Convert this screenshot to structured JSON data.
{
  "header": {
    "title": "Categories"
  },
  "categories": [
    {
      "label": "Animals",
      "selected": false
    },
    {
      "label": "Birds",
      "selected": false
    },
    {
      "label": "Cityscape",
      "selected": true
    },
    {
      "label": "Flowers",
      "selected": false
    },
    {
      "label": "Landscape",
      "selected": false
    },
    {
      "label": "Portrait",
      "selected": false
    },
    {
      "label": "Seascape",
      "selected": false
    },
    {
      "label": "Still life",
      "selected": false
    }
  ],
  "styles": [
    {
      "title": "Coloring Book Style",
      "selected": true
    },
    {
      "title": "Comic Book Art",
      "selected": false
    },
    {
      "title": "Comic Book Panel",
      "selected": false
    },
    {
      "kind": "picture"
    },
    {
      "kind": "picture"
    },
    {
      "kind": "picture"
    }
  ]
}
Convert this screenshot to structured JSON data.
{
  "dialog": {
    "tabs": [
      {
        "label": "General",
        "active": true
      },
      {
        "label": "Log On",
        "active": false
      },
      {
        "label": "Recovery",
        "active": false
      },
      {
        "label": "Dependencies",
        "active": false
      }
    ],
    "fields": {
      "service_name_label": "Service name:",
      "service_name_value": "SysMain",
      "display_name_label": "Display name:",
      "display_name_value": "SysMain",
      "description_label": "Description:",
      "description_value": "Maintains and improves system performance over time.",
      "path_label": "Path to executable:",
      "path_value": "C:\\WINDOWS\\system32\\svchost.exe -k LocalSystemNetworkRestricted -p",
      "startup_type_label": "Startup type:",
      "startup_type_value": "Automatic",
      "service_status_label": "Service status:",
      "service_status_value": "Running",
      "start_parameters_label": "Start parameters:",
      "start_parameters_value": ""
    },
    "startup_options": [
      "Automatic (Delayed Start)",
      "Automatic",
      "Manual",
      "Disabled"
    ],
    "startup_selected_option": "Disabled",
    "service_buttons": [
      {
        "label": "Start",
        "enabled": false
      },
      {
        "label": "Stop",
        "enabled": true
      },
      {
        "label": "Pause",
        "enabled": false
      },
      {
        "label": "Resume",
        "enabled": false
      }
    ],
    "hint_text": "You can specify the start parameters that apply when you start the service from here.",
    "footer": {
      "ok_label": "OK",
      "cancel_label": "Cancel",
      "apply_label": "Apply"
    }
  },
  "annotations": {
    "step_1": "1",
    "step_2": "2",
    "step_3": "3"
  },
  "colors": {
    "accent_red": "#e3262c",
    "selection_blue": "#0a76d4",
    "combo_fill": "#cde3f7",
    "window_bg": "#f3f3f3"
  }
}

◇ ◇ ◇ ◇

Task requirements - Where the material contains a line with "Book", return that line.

Answer below -
      "title": "Coloring Book Style",
      "title": "Comic Book Art",
      "title": "Comic Book Panel",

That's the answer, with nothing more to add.